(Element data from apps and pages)
******************************

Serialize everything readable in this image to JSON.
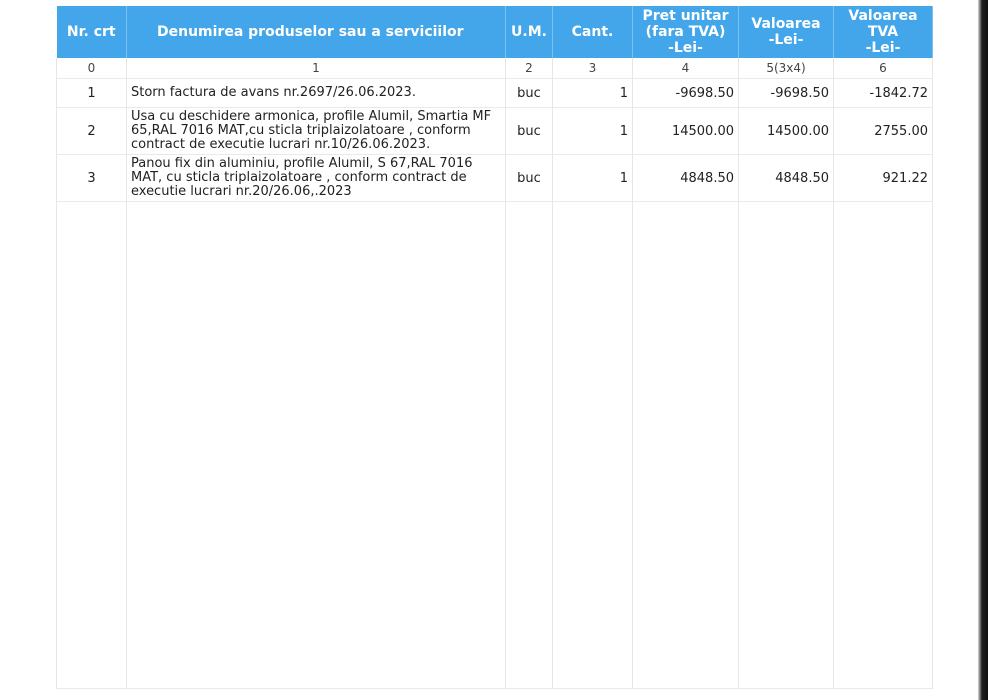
{
  "headers": {
    "nr": "Nr. crt",
    "denumire": "Denumirea produselor sau a serviciilor",
    "um": "U.M.",
    "cant": "Cant.",
    "pret_line1": "Pret unitar",
    "pret_line2": "(fara TVA)",
    "pret_line3": "-Lei-",
    "valoare_line1": "Valoarea",
    "valoare_line2": "-Lei-",
    "tva_line1": "Valoarea",
    "tva_line2": "TVA",
    "tva_line3": "-Lei-"
  },
  "index_row": [
    "0",
    "1",
    "2",
    "3",
    "4",
    "5(3x4)",
    "6"
  ],
  "items": [
    {
      "nr": "1",
      "denumire_lines": [
        "Storn factura de avans nr.2697/26.06.2023."
      ],
      "um": "buc",
      "cant": "1",
      "pret": "-9698.50",
      "valoare": "-9698.50",
      "tva": "-1842.72"
    },
    {
      "nr": "2",
      "denumire_lines": [
        "Usa cu deschidere armonica, profile Alumil, Smartia MF",
        "65,RAL 7016 MAT,cu sticla triplaizolatoare , conform",
        "contract de executie lucrari nr.10/26.06.2023."
      ],
      "um": "buc",
      "cant": "1",
      "pret": "14500.00",
      "valoare": "14500.00",
      "tva": "2755.00"
    },
    {
      "nr": "3",
      "denumire_lines": [
        "Panou fix din aluminiu, profile Alumil, S 67,RAL 7016",
        "MAT, cu sticla triplaizolatoare , conform contract de",
        "executie lucrari nr.20/26.06,.2023"
      ],
      "um": "buc",
      "cant": "1",
      "pret": "4848.50",
      "valoare": "4848.50",
      "tva": "921.22"
    }
  ]
}
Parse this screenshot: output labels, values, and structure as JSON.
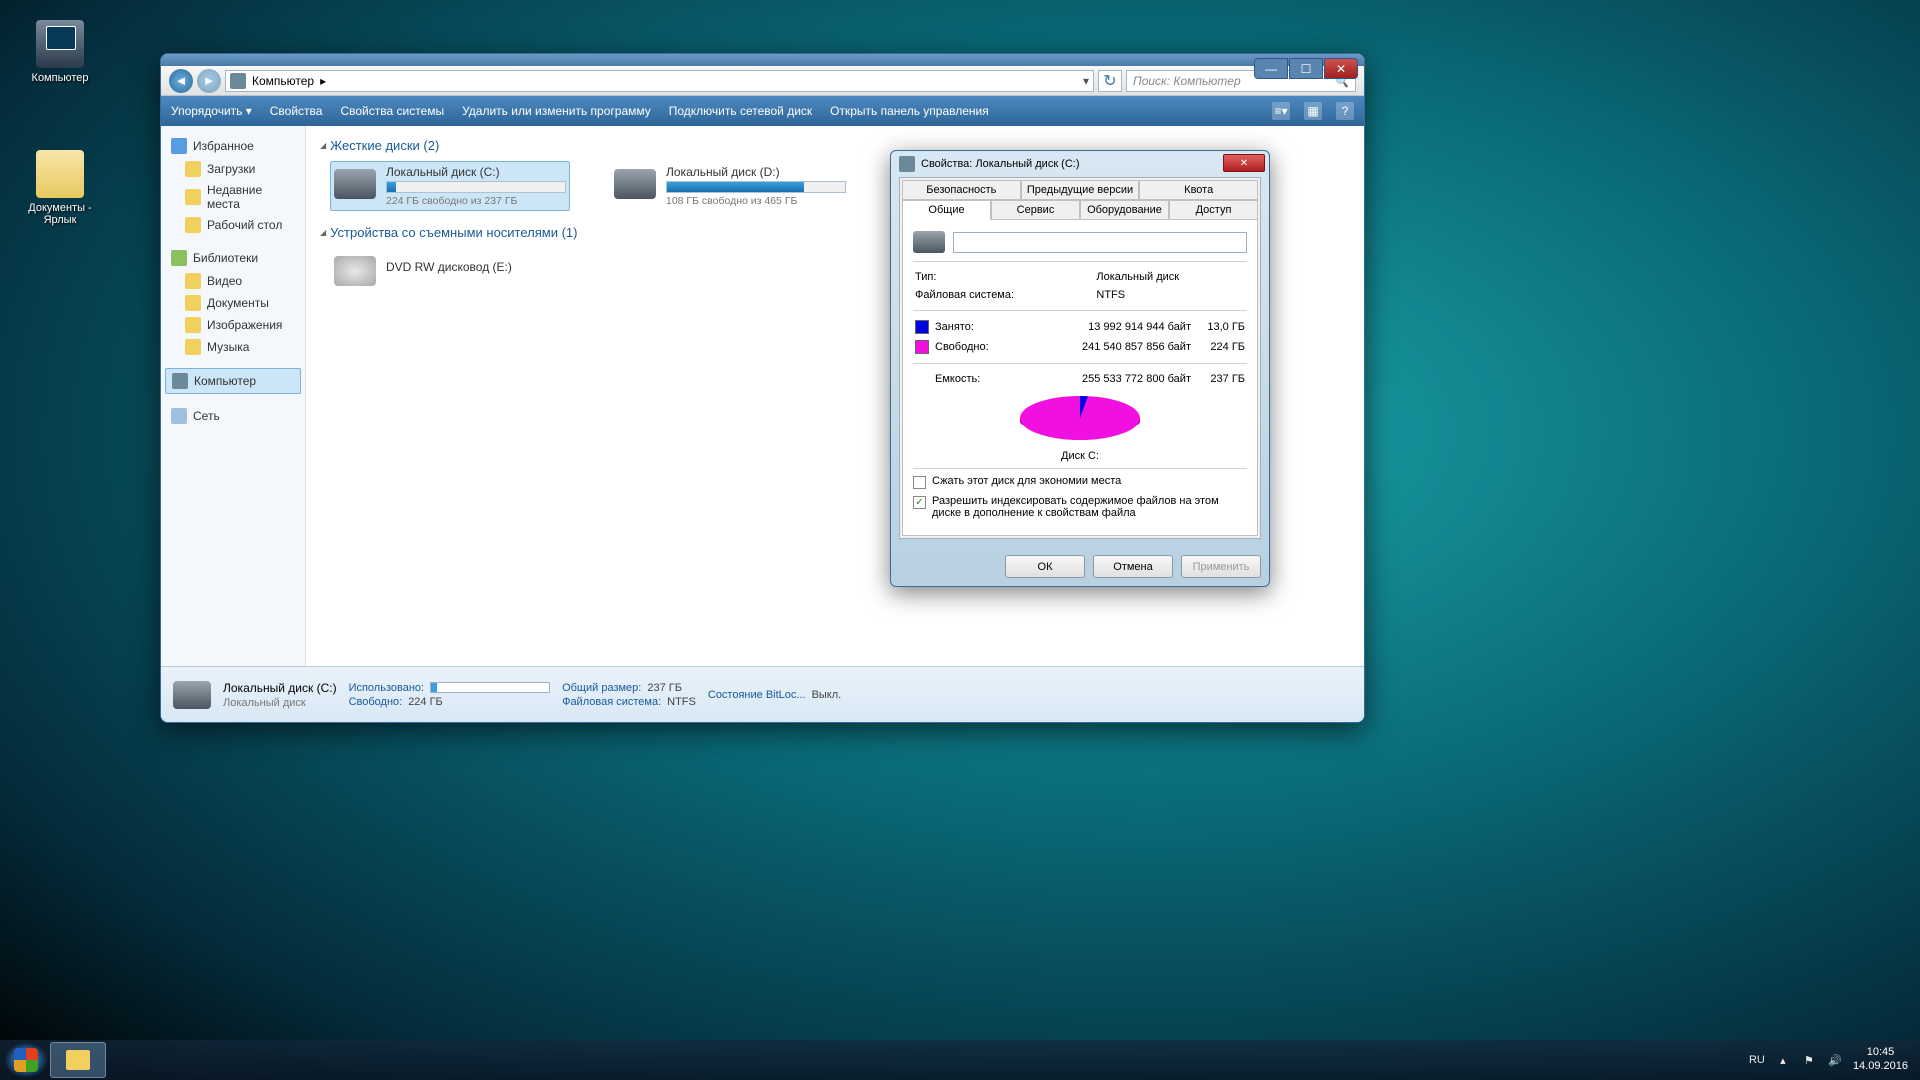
{
  "desktop": {
    "icons": [
      {
        "label": "Компьютер"
      },
      {
        "label": "Документы - Ярлык"
      }
    ]
  },
  "explorer": {
    "address": {
      "location": "Компьютер",
      "arrow": "▸"
    },
    "search_placeholder": "Поиск: Компьютер",
    "toolbar": {
      "organize": "Упорядочить ▾",
      "properties": "Свойства",
      "system_properties": "Свойства системы",
      "uninstall": "Удалить или изменить программу",
      "map_drive": "Подключить сетевой диск",
      "control_panel": "Открыть панель управления"
    },
    "sidebar": {
      "favorites": "Избранное",
      "downloads": "Загрузки",
      "recent": "Недавние места",
      "desktop": "Рабочий стол",
      "libraries": "Библиотеки",
      "videos": "Видео",
      "documents": "Документы",
      "pictures": "Изображения",
      "music": "Музыка",
      "computer": "Компьютер",
      "network": "Сеть"
    },
    "groups": {
      "hdd": "Жесткие диски (2)",
      "removable": "Устройства со съемными носителями (1)"
    },
    "drives": {
      "c": {
        "name": "Локальный диск (C:)",
        "free": "224 ГБ свободно из 237 ГБ",
        "pct": 5
      },
      "d": {
        "name": "Локальный диск (D:)",
        "free": "108 ГБ свободно из 465 ГБ",
        "pct": 77
      },
      "e": {
        "name": "DVD RW дисковод (E:)"
      }
    },
    "details": {
      "title": "Локальный диск (C:)",
      "type": "Локальный диск",
      "used_lbl": "Использовано:",
      "used_pct": 5,
      "free_lbl": "Свободно:",
      "free_val": "224 ГБ",
      "size_lbl": "Общий размер:",
      "size_val": "237 ГБ",
      "fs_lbl": "Файловая система:",
      "fs_val": "NTFS",
      "bitlocker_lbl": "Состояние BitLoc...",
      "bitlocker_val": "Выкл."
    }
  },
  "props": {
    "title": "Свойства: Локальный диск (C:)",
    "tabs": {
      "security": "Безопасность",
      "prev_versions": "Предыдущие версии",
      "quota": "Квота",
      "general": "Общие",
      "tools": "Сервис",
      "hardware": "Оборудование",
      "sharing": "Доступ"
    },
    "type_lbl": "Тип:",
    "type_val": "Локальный диск",
    "fs_lbl": "Файловая система:",
    "fs_val": "NTFS",
    "used_lbl": "Занято:",
    "used_bytes": "13 992 914 944 байт",
    "used_gb": "13,0 ГБ",
    "free_lbl": "Свободно:",
    "free_bytes": "241 540 857 856 байт",
    "free_gb": "224 ГБ",
    "capacity_lbl": "Емкость:",
    "capacity_bytes": "255 533 772 800 байт",
    "capacity_gb": "237 ГБ",
    "pie_label": "Диск C:",
    "compress_chk": "Сжать этот диск для экономии места",
    "index_chk": "Разрешить индексировать содержимое файлов на этом диске в дополнение к свойствам файла",
    "btn_ok": "ОК",
    "btn_cancel": "Отмена",
    "btn_apply": "Применить"
  },
  "taskbar": {
    "lang": "RU",
    "time": "10:45",
    "date": "14.09.2016"
  },
  "chart_data": {
    "type": "pie",
    "title": "Диск C:",
    "series": [
      {
        "name": "Занято",
        "value": 13.0,
        "unit": "ГБ",
        "bytes": 13992914944,
        "color": "#0000e0"
      },
      {
        "name": "Свободно",
        "value": 224,
        "unit": "ГБ",
        "bytes": 241540857856,
        "color": "#f010e0"
      }
    ],
    "total": {
      "name": "Емкость",
      "value": 237,
      "unit": "ГБ",
      "bytes": 255533772800
    }
  }
}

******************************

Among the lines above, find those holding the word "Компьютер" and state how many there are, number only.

■ REPLY ■
4